Working with kids (mainly ages 12 to 20 months) is a huge eye-opening experience on multiple levels. Its amazing to watch how much and how quickly they learn, but on the flipside, the fact that they are learning the majority of it while I'm not paying attention is scary. This week merited a huge wake up call on my part. Let me illustrate -

I was picking up a child to set her on my lap, when suddenly I bumped a hangnail that was on my thumb, and it hurt like CRAZY. I made a little yelp, and immediately stuck my thumb in my mouth. Lali (the girl on my lap, about one and a half years old) didn't notice anything, but to my surprise Tavin (who'll be two in a few months) came running over to me at full speed with a look of concern in his eyes. He asked, "She bite? (translation: Did she bite you?)" while patting my arm. I smiled and said no. It really touched me that his reaction was probably a very close imitation of how he saw me and my fellow teachers respond to an 'owie.'

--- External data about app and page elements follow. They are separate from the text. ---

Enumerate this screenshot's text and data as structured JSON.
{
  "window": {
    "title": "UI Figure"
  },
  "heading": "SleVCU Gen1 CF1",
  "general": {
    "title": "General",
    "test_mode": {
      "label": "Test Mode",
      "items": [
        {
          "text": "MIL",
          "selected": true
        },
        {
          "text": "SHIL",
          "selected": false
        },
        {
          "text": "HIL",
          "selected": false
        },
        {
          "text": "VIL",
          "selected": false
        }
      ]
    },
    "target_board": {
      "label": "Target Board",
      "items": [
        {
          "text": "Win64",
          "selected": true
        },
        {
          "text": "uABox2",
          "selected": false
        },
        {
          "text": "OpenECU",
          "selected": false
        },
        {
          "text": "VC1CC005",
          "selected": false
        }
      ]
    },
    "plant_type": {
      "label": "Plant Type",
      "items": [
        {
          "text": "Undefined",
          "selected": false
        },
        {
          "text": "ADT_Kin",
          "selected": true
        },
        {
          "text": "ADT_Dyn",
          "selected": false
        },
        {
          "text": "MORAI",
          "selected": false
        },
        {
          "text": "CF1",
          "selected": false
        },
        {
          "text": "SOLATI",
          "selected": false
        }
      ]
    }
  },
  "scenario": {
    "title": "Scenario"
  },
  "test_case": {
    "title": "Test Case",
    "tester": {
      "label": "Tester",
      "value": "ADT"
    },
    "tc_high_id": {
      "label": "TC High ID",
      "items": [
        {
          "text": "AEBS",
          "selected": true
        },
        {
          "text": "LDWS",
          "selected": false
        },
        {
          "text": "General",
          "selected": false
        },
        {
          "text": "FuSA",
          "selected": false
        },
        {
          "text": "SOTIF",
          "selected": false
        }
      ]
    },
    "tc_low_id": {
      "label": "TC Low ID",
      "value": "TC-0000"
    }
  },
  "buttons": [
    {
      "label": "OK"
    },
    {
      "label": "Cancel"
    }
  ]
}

Later on in the week, complete pandemonium was ensuing during lunchtime. There was food everywhere, and many of the children were dumping their sippy cups out onto their plates and smushing the concoctions around, art-sculpture style. The ones who weren't engaged in that pursuit were either crying or running around the room.

Lunchtime is usually hectic, since all of the kids are tired and hungry. That day was worse than usual, however. In a last ditch attempt to establish some kind of order, I asked Ben to sit in his chair. He did, but when I turned around again, he was up on it again, and jumping. I was startled, a bit scared, and alot irritated when I blurted out, "Benedict!!" (That's his real first name.) It wasn't loud, but it wasn't kind, either. He was a little agast, and sat down. As he did, Rory (one of the older toddlers), looked in Ben's direction and said in the same tone that I had used, "Ben-nih-nid!" He scowled as he said it, and Ben's little expression fell when his friend berated him.

I can assure you that I have no desire to ever use the full-name-treatment again. Working with my babies is like holding up a very honest mirror to my own disposition and actions, and it helps me to get some kind of taste of what having my own children and being a parent is going to be like someday. Beautiful, but also occasionally terrifying.

No comments: